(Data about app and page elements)

=== Section Start ===

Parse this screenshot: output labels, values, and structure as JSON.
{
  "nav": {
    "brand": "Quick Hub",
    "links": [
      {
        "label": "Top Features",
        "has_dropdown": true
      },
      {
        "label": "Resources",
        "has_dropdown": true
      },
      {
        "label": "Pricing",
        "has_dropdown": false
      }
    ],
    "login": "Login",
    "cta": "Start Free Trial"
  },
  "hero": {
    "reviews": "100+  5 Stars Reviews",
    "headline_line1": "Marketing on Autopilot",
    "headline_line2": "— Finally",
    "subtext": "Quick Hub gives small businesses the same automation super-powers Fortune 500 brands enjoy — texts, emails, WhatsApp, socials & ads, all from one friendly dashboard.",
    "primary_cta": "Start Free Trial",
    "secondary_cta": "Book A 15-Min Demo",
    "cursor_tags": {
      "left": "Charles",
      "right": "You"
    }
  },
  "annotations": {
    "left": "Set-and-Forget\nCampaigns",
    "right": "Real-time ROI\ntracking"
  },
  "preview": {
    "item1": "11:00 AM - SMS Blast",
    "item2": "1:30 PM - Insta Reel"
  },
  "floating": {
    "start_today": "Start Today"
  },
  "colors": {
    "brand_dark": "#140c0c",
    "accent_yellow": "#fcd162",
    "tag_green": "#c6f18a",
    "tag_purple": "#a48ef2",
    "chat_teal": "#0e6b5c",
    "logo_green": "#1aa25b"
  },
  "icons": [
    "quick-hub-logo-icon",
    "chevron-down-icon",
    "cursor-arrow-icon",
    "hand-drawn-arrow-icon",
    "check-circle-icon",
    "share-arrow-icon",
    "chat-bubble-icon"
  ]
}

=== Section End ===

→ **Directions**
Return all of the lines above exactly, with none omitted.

→ **Response to this exercise**
Parse this screenshot: output labels, values, and structure as JSON.
{
  "nav": {
    "brand": "Quick Hub",
    "links": [
      {
        "label": "Top Features",
        "has_dropdown": true
      },
      {
        "label": "Resources",
        "has_dropdown": true
      },
      {
        "label": "Pricing",
        "has_dropdown": false
      }
    ],
    "login": "Login",
    "cta": "Start Free Trial"
  },
  "hero": {
    "reviews": "100+  5 Stars Reviews",
    "headline_line1": "Marketing on Autopilot",
    "headline_line2": "— Finally",
    "subtext": "Quick Hub gives small businesses the same automation super-powers Fortune 500 brands enjoy — texts, emails, WhatsApp, socials & ads, all from one friendly dashboard.",
    "primary_cta": "Start Free Trial",
    "secondary_cta": "Book A 15-Min Demo",
    "cursor_tags": {
      "left": "Charles",
      "right": "You"
    }
  },
  "annotations": {
    "left": "Set-and-Forget\nCampaigns",
    "right": "Real-time ROI\ntracking"
  },
  "preview": {
    "item1": "11:00 AM - SMS Blast",
    "item2": "1:30 PM - Insta Reel"
  },
  "floating": {
    "start_today": "Start Today"
  },
  "colors": {
    "brand_dark": "#140c0c",
    "accent_yellow": "#fcd162",
    "tag_green": "#c6f18a",
    "tag_purple": "#a48ef2",
    "chat_teal": "#0e6b5c",
    "logo_green": "#1aa25b"
  },
  "icons": [
    "quick-hub-logo-icon",
    "chevron-down-icon",
    "cursor-arrow-icon",
    "hand-drawn-arrow-icon",
    "check-circle-icon",
    "share-arrow-icon",
    "chat-bubble-icon"
  ]
}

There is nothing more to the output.